c : How would you briefly describe the theme of "The Hostage and the Host?"

MB: Well, it's sort of - I hate to say it - anybody who knows me knows it's pretty autobiographical. What I do for my living is basically why I do in my art. My whole thing is, I give this message and now I have a venue where I can promote that. So it's very hard to draw the line between what's reality and what's an illusion, what's theater, what's the real thing. There is no real thing you know. Where were we?

Ned Schaper sits on his creation "Riding on Wind Drawn Horsy" at the Matt Bevel Institute. Schaper's performance includes him riding in this work of art while saying a poem as being dressed up as the Political Bozo.
c : Summary. A brief summary.

MB: Oh, it's the idea of being in this space. There is this thing, in my heart, which is what the work's about and the character, the political bozo, the main character of the show. They're not thought out logically, how they converged together, but this whole idea of being the host: when you host something, you're not just hosting something in your place, the idea of making something happen holds you hostage to making that thing happen.

c : So how do work with the soundtrack and all of these various elements because I guess I'm having trouble picturing how it all comes together.

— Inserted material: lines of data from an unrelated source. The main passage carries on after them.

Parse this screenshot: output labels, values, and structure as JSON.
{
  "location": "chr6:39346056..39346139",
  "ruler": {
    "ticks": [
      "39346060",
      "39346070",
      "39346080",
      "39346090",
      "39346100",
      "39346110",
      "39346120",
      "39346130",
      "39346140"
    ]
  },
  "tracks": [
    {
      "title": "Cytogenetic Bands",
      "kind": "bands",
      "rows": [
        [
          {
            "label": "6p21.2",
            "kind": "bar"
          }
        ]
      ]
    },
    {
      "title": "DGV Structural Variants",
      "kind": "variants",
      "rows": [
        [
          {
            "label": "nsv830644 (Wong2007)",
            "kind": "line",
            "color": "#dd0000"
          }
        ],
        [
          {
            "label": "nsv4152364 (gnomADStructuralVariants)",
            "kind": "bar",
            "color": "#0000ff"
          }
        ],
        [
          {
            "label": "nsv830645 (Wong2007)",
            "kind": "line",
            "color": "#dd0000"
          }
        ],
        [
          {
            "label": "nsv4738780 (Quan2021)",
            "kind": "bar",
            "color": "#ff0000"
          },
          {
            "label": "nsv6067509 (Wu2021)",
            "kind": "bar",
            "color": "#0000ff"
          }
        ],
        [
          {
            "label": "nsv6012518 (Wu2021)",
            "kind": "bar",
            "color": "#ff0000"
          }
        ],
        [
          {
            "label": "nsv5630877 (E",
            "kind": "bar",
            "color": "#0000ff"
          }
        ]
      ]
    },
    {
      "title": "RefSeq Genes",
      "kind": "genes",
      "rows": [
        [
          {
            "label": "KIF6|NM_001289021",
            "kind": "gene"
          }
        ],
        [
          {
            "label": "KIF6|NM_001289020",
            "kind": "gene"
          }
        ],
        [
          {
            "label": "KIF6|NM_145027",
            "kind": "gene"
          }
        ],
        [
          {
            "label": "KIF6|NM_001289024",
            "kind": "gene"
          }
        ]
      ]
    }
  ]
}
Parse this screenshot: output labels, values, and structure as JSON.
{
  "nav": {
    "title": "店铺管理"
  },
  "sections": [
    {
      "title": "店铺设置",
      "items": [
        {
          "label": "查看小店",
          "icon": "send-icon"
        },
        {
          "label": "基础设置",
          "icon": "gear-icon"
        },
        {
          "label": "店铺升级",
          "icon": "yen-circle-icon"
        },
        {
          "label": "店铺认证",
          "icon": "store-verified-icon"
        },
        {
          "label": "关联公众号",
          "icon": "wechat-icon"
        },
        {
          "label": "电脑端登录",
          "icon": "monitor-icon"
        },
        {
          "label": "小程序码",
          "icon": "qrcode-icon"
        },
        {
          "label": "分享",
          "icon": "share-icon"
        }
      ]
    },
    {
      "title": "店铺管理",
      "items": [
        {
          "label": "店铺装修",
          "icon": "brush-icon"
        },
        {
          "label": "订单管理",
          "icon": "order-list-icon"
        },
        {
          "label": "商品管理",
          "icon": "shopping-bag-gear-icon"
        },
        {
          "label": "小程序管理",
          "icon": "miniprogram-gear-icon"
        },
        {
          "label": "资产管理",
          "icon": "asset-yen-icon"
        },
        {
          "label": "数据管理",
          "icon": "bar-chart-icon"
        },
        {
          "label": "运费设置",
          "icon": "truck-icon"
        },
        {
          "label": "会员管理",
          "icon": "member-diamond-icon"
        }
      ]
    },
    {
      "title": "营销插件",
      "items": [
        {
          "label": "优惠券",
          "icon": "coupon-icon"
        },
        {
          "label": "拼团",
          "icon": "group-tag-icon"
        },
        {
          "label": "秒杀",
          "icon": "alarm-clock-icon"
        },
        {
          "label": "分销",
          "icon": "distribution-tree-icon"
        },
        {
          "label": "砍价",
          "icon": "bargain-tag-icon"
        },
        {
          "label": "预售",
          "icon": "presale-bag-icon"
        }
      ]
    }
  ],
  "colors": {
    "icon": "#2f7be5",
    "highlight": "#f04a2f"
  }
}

MB: At the beginning of the show, somebody presses play and so there's a soundtrack, and I just do a lot of stuff along with it. Then there are times when the soundtrack goes off and I do my own improvised stuff. There's music in the background during the live stuff. It used to be, when I was on my own, I'd just turn it on, and that's my show. And then I'd have to make these big empty gaps where I would do live stuff, it's so much nicer when you don't have a tape, 'cause there's that same hostage thing, you're hostage to the tape.

c : Are you going to have someone back here helping out?

MB: Well, my friend Serena is going to do light and sound, but my 12-year-old daughter is going to back her up the first night. You know she's been doing that for two years, but she doesn't want to do that. Of course, she wants to run the snack bar - where the real money is.

c : You're doing a lot of shows, you're doing six shows.

MB: I always do six shows because shit, it's a lot easier to do this and perform than it is to get ready for another show. All it is is walking people in and walking people out - I know what I'm doing. I'm also videotaping it. To me, it's all economics. That may sound like, you know, Forbes, Steve Forbes, or whatever his name is....

c : What do you mean it's all economics?

MB: I do the six shows because it's good practice and I'm already here and I'm in my space, it's good to do the video that way, because that means I can have a six-camera shot. [Video] is my product. The institute is my place, and I make it exist by all these other things.

c : Other things like shows

MB: Yeah really, in the long term when [people] hear from Mat Bevel, they only hear from these skits. These skits tell the story in these different ways. See, you always get parables and stories and parables of stories that all go together into these little episodes. I put it together that way so I can make it like a song. It's like a meal, really, but that wouldn't be how I sell it. My plan is that there are different ways you can go, there are episodes, and there are routes, fifteen minute things and half an hour things.

c : Can you see a larger structure that ties these things together?

MB: Oh yeah, that's like my simple/complex theory: one beginning and many endings. It's like life. There's a story of the beginning of this whole thing. Well, it becomes the institute and then there's the split, between the Santa and the Jesus, and that's what this show does; it's the Easter theme. It's Santa talking to Jesus Chiquita, Jesus on the cross.

c : Jesus Chiquita?

MB: Yeah, like monkey on the cross. And Jesus Chiquita is cute, I mean really cute. I mean when I do this holy banana thing, kids start crying. And it's got this really good music, it's not us, it's got like some kind of beautiful Haydn, it's got a Haydn symphony that builds up, "Ho-ly banana!" Anyhow, I'm getting sidetracked.